====== Data shown ======

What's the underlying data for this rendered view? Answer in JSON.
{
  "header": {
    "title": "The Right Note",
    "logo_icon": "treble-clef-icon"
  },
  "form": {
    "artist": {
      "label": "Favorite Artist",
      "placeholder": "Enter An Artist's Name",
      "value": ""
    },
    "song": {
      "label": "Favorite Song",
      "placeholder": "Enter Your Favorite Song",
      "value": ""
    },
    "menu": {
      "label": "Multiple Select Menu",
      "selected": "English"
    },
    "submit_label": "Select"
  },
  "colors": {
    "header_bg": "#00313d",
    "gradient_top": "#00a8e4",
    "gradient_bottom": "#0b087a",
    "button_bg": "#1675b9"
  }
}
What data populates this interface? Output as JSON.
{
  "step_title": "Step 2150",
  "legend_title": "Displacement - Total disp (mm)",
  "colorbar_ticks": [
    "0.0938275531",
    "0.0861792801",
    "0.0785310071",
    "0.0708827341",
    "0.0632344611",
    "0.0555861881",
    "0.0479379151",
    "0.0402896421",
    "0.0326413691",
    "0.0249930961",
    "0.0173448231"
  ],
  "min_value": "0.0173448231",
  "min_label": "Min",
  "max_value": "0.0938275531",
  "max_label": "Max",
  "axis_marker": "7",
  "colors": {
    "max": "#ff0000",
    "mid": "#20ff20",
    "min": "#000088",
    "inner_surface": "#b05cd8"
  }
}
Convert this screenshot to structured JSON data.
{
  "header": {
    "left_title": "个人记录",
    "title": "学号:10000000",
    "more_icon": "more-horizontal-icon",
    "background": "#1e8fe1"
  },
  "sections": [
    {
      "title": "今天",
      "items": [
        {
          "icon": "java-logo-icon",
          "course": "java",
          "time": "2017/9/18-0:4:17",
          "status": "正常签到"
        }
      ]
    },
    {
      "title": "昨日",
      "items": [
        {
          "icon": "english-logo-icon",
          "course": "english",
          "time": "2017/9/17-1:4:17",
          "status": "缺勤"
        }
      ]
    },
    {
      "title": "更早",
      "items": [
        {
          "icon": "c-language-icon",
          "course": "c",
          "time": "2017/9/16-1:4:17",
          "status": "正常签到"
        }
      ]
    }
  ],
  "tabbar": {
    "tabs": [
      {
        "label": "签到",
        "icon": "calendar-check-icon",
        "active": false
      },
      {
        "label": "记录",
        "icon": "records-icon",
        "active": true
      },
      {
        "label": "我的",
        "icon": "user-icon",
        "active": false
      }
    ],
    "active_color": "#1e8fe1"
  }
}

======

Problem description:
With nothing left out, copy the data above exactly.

Response for this exercise:
What's the underlying data for this rendered view? Answer in JSON.
{
  "header": {
    "title": "The Right Note",
    "logo_icon": "treble-clef-icon"
  },
  "form": {
    "artist": {
      "label": "Favorite Artist",
      "placeholder": "Enter An Artist's Name",
      "value": ""
    },
    "song": {
      "label": "Favorite Song",
      "placeholder": "Enter Your Favorite Song",
      "value": ""
    },
    "menu": {
      "label": "Multiple Select Menu",
      "selected": "English"
    },
    "submit_label": "Select"
  },
  "colors": {
    "header_bg": "#00313d",
    "gradient_top": "#00a8e4",
    "gradient_bottom": "#0b087a",
    "button_bg": "#1675b9"
  }
}
What data populates this interface? Output as JSON.
{
  "step_title": "Step 2150",
  "legend_title": "Displacement - Total disp (mm)",
  "colorbar_ticks": [
    "0.0938275531",
    "0.0861792801",
    "0.0785310071",
    "0.0708827341",
    "0.0632344611",
    "0.0555861881",
    "0.0479379151",
    "0.0402896421",
    "0.0326413691",
    "0.0249930961",
    "0.0173448231"
  ],
  "min_value": "0.0173448231",
  "min_label": "Min",
  "max_value": "0.0938275531",
  "max_label": "Max",
  "axis_marker": "7",
  "colors": {
    "max": "#ff0000",
    "mid": "#20ff20",
    "min": "#000088",
    "inner_surface": "#b05cd8"
  }
}
Convert this screenshot to structured JSON data.
{
  "header": {
    "left_title": "个人记录",
    "title": "学号:10000000",
    "more_icon": "more-horizontal-icon",
    "background": "#1e8fe1"
  },
  "sections": [
    {
      "title": "今天",
      "items": [
        {
          "icon": "java-logo-icon",
          "course": "java",
          "time": "2017/9/18-0:4:17",
          "status": "正常签到"
        }
      ]
    },
    {
      "title": "昨日",
      "items": [
        {
          "icon": "english-logo-icon",
          "course": "english",
          "time": "2017/9/17-1:4:17",
          "status": "缺勤"
        }
      ]
    },
    {
      "title": "更早",
      "items": [
        {
          "icon": "c-language-icon",
          "course": "c",
          "time": "2017/9/16-1:4:17",
          "status": "正常签到"
        }
      ]
    }
  ],
  "tabbar": {
    "tabs": [
      {
        "label": "签到",
        "icon": "calendar-check-icon",
        "active": false
      },
      {
        "label": "记录",
        "icon": "records-icon",
        "active": true
      },
      {
        "label": "我的",
        "icon": "user-icon",
        "active": false
      }
    ],
    "active_color": "#1e8fe1"
  }
}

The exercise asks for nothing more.